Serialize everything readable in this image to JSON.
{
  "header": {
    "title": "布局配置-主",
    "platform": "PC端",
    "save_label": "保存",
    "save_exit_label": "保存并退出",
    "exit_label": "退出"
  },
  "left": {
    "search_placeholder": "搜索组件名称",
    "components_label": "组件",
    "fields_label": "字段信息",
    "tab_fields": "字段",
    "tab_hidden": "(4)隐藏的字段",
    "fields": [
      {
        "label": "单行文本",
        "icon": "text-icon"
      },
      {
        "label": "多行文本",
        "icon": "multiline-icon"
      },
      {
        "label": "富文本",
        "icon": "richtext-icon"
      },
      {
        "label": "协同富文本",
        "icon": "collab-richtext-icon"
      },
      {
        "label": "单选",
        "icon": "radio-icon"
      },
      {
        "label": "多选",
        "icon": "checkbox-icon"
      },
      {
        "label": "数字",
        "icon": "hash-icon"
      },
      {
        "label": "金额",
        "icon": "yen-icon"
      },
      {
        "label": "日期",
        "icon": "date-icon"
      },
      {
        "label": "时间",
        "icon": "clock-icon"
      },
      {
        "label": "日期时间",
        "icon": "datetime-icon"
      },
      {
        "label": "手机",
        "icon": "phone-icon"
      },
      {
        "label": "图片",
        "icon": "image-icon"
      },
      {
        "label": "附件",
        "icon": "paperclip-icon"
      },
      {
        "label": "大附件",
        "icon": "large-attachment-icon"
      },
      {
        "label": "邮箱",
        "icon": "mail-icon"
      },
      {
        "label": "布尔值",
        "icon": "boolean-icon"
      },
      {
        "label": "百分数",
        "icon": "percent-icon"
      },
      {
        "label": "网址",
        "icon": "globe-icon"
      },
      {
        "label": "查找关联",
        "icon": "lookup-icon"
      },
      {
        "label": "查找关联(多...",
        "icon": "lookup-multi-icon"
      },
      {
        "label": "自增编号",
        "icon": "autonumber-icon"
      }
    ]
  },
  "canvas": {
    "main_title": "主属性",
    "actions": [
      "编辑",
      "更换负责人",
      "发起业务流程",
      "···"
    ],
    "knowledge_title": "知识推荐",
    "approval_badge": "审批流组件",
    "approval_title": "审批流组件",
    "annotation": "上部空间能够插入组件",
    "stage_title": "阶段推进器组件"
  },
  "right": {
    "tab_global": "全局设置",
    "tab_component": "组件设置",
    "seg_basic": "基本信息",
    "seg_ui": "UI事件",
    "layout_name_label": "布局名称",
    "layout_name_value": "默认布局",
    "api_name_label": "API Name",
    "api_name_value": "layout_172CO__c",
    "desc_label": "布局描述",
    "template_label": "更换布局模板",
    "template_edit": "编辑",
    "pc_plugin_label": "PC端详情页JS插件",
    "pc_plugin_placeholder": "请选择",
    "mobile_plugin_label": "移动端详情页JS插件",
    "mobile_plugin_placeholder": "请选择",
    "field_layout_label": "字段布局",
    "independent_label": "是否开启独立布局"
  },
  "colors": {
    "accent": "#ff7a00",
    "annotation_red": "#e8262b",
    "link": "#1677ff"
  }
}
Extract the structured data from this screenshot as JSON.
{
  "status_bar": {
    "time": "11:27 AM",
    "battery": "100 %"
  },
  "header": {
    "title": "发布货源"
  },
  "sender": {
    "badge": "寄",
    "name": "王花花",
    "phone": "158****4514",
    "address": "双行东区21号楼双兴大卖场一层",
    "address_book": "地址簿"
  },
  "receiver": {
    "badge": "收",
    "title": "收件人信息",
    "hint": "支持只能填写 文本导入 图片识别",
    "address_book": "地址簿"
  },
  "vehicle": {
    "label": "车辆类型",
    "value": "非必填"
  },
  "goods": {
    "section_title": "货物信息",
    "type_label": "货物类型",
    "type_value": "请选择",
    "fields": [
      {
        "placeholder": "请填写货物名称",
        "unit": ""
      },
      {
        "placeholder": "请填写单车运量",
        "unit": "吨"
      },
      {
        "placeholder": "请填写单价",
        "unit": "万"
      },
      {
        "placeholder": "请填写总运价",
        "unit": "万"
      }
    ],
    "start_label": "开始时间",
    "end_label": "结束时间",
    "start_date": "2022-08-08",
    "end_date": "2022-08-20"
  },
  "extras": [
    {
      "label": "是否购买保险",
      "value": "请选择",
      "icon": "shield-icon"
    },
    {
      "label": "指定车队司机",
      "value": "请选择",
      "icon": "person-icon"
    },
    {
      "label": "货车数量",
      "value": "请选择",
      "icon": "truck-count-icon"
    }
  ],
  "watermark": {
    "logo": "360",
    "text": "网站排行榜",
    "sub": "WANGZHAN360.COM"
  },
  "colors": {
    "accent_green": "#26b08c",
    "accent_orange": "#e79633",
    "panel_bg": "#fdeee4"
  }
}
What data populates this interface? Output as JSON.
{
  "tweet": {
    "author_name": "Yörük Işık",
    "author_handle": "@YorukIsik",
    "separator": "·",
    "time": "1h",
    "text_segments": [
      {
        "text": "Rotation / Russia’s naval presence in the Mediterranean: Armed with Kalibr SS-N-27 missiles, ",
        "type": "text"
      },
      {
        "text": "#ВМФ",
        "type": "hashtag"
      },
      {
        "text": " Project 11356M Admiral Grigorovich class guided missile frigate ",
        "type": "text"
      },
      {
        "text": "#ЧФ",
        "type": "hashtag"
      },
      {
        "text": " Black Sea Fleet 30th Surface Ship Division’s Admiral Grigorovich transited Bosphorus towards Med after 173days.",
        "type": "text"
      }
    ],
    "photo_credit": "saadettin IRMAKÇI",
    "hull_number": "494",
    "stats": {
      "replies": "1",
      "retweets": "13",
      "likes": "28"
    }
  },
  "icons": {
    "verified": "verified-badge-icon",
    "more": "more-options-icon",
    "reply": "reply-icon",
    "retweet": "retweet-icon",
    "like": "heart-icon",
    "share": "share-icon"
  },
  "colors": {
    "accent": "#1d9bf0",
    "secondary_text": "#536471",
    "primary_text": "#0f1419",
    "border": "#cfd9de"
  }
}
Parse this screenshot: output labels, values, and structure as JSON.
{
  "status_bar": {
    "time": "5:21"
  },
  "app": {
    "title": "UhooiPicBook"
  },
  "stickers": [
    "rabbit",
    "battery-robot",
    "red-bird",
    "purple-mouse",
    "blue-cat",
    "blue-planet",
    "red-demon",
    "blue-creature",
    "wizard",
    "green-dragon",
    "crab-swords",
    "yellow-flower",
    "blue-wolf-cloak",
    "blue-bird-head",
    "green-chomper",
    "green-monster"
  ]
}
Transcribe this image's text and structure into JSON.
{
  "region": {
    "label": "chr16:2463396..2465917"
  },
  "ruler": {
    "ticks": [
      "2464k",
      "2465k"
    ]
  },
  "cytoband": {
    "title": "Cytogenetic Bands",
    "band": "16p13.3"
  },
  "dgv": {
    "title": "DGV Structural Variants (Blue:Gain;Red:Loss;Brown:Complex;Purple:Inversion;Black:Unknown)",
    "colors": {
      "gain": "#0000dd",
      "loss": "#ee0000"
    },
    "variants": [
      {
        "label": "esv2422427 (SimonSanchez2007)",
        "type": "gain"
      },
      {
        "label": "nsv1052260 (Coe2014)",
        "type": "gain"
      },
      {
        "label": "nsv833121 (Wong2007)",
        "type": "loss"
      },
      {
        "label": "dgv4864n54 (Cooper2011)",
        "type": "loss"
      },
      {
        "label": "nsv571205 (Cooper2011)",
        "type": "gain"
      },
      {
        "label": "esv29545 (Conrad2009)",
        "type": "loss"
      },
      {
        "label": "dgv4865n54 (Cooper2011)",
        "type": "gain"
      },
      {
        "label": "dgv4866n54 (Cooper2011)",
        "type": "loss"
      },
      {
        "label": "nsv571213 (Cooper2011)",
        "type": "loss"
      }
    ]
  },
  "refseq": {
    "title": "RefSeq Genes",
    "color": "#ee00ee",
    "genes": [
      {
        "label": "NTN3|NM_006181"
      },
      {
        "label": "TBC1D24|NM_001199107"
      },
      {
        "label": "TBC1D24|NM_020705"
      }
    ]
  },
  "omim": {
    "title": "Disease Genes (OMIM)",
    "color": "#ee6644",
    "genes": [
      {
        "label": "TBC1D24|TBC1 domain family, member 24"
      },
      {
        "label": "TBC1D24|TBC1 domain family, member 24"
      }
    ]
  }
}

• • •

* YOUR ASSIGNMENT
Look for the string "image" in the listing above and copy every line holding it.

* TASK OUTPUT
Serialize everything readable in this image to JSON.
        "icon": "image-icon"
Transcribe this image's text and structure into JSON.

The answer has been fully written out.